Gonzaga College High School is a Jesuit, Roman Catholic school and a part of the Archdiocese of Washington. In 1821, the Society of Jesus (commonly referred to as the Jesuits) founded Gonzaga. It is a part of the system of Jesuit High Schools in this country and around the world. The school's all-male student body currently numbers 960 students, and Gonzaga seeks to challenge each student while encouraging spiritual growth. In addition to our strong academic program, other important aspects of life at Gonzaga are our community service outreach programs and co-curricular activities, including our sports teams and club organizations. Altogether, these aspects educate a well-rounded student, a young man who is: intellectually competent, open to growth, religious, loving, and committed to doing justice in generous service to the people of God. Simply put, we educate our students to be Men for Others.
The Gonzaga Tradition
Jesuits and education. These two words combined denote excellent preparation for students anywhere in the world. The Jesuits and their lay colleagues seek to bring to full expression the talents of young people in their schools within the Christian tradition. This has been the case in Washington since 1821, when Gonzaga's venerable predecessor, the Washington Seminary, was founded. In 1858, the name changed to Gonzaga College when President Buchanan signed the Act of Congress incorporating the school legally. Back then the school was located on F Street, N.W. It was moved to North Capitol and Eye Streets, N.W. in 1871. From 1821 to the present, Gonzaga has sought to help young people grow towards religious, intellectual and social maturity.
Gonzaga, in a decision The Washington Post cited as "almost defiant," committed itself to a downtown location in the early 1970's. It serves a uniquely diverse student body, from all points of the compass. Students come here, and with the best advice and guidance, construct their own schedule of learning which will best help them develop their strengths. These include: commitment to the teachings of Jesus Christ, dedication to academic excellence, personal service to other people - especially those in need -and deep and fulfilling involvement in sporting and other co-curriculars.
Gonzaga offers outstanding academics. Gonzaga students work hard to complete a sophisticated academic program in which they learn how to understand the thoughts and achievements of others as they learn themselves to think and achieve. They learn to read and write effectively, and they learn to think justly.
Gonzaga students study and apply mathematics until they are at home with abstract logical thinking. In Gonzaga's acclaimed science program, students become scientists as well as humanists. Gonzaga graduates enjoy an intellectual balance because they have studied deeply in various subjects.
At Gonzaga, students grow increasingly responsible for their own learning. Gonzaga teachers - intellectually and humanly competent, experienced men and women - care most deeply that their students grow and learn. They stress in each course skills which will last and support further learning as part of a college preparatory curriculum. And they are responsible mentors with whom students can comfortably seek out needed help.

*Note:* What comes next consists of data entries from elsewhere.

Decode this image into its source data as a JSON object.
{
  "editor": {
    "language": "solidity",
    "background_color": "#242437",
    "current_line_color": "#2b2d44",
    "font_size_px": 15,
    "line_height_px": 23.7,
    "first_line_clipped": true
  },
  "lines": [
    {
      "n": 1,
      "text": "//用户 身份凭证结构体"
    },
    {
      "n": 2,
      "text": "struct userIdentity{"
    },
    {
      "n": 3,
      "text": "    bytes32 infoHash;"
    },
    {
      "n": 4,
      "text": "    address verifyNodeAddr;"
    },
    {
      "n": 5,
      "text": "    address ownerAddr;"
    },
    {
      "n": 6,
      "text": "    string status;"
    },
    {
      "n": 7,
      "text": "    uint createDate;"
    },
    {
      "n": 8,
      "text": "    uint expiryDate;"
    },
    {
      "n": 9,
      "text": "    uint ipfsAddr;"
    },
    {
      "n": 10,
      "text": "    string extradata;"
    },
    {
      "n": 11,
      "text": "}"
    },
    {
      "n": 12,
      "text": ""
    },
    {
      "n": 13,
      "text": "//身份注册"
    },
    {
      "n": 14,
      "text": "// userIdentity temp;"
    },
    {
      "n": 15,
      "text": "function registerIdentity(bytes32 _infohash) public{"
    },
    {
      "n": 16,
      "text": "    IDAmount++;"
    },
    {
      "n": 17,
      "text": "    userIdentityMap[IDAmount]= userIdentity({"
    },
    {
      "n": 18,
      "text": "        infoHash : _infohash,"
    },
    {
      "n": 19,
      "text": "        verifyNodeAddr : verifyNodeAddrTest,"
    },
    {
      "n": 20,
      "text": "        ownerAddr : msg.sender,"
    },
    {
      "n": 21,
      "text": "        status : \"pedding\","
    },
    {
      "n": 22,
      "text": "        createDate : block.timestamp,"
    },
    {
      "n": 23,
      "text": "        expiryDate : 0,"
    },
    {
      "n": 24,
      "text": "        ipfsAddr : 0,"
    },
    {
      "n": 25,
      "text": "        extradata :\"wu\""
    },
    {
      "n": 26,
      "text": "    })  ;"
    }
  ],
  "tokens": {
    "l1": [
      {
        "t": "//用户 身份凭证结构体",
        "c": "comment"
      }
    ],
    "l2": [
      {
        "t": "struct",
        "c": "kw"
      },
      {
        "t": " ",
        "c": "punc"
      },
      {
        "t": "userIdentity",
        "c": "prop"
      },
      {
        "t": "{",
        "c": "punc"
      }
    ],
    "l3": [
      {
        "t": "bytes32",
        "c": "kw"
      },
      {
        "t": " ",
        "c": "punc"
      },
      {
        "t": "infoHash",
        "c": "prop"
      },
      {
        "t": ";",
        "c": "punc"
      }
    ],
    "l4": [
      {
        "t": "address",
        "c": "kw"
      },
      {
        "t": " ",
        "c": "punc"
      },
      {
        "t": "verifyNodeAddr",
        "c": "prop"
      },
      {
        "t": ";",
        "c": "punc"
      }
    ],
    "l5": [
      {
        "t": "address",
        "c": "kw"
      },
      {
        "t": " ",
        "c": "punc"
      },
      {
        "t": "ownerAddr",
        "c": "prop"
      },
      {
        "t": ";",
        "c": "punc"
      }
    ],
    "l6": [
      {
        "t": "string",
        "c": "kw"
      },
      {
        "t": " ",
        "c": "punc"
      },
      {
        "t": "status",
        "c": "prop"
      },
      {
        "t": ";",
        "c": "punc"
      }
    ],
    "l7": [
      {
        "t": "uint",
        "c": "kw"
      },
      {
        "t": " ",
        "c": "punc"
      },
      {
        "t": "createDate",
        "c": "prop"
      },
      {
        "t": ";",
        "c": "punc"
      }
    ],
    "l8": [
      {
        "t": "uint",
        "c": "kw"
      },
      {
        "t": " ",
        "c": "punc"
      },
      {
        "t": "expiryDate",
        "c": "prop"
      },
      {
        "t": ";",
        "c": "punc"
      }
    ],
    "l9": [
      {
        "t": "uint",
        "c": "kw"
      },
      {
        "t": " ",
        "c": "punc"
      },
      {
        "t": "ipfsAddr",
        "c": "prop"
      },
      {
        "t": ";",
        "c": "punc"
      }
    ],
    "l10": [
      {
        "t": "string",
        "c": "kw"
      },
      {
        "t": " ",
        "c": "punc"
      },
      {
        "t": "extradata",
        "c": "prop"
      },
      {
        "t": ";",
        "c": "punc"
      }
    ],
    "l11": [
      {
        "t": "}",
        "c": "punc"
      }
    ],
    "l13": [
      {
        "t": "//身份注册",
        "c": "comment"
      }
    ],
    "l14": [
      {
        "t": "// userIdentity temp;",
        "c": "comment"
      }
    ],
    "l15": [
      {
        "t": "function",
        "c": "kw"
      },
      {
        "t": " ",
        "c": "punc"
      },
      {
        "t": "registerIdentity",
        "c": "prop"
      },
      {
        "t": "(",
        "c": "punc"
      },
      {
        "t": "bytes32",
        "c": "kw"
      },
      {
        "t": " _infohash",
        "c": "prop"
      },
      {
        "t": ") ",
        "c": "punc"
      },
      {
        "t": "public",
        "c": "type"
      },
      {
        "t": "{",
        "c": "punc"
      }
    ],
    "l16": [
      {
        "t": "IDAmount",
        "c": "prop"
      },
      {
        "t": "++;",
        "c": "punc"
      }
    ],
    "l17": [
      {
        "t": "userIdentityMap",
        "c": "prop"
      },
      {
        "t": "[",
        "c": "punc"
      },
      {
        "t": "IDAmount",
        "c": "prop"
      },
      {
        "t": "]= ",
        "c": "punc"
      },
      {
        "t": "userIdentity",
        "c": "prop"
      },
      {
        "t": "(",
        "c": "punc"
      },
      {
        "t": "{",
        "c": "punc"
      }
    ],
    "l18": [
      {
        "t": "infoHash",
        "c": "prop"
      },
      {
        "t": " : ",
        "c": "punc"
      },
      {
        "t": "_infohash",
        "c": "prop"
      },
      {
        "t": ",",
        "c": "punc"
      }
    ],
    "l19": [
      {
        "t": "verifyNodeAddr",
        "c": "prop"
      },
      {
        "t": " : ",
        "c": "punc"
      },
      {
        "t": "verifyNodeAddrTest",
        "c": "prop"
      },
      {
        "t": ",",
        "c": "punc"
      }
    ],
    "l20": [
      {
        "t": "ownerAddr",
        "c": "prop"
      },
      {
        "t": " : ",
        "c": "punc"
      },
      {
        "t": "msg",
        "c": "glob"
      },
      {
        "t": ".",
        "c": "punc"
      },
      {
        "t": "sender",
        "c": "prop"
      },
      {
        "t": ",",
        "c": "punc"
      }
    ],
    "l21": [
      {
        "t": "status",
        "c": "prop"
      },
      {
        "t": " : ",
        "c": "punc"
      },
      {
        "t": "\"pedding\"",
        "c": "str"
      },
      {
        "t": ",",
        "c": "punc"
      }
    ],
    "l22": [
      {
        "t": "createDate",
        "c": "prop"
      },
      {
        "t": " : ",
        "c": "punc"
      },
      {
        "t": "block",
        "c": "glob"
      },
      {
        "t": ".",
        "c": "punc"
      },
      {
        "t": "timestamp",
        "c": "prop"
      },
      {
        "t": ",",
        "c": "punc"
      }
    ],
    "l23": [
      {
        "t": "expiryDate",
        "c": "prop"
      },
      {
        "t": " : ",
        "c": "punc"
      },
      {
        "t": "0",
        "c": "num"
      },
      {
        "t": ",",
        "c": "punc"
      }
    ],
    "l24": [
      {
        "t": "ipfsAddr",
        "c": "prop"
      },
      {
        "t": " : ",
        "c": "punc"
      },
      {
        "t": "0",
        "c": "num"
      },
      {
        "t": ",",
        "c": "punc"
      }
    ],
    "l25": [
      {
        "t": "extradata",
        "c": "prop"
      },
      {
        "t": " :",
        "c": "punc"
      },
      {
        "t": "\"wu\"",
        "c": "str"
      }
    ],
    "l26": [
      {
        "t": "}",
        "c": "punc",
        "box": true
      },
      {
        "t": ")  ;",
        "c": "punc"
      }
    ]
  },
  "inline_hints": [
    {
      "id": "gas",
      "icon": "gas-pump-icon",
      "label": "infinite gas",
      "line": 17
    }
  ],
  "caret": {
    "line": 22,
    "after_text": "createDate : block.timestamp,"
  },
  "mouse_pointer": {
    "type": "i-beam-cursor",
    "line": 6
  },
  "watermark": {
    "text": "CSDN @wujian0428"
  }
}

Courses Gonzaga Students Take
In order to earn his diploma, the Gonzaga student must complete the below course requirements:
- Four years of religion
- Four years of English
- One year beyond Algebra II/ Trigonometry in Mathematics
- Four years of history/social studies
- To the third level of a language( French, Spanish, Chinese, or Latin)
- Three years of science: biology, chemistry, physics, selected electives
- One year of physical education and health
- One year of art
- The Social Justice Program for Community Service
Advanced placement (college level) courses are offered to qualified students in: each modern language, each science, Calculus, English, American and European History, studio art, and computer science.
Other Ways to Learn
Gonzaga students participate in a wide variety of activities. Play rehearsals, practicing for any of 17 varsity athletic teams, and newspaper deadline rushes draw students together and bring them into close contact with faculty members who coordinate school activities.
Gonzaga students develop responsibility, discipline, and cooperation effectively through activities and sports. More importantly, they have fun together.
The Spirit of Gonzaga
At Gonzaga there is a tremendous sense of community; all Washington knows that Gonzaga students are outstanding, spirited young men.
Because of Gonzaga's amazing location, her students are on-the-scene participants in the cultural, intellectual, and political happenings of the Federal City. More importantly, students come to Gonzaga from every part of the entire metropolitan area. Increasingly, they use Metrorail to nearby Union Station; many come by Metrobus, commuter rail and carpool. Students hail from over 150 different zip codes.
Gonzaga students learn from one another. They are intellectually talented and culturally, economically, geographically and socially diverse. Gonzaga's spirit embraces them and brings them all together in a committed community where they meet other students who will be among their closest, life-long friends.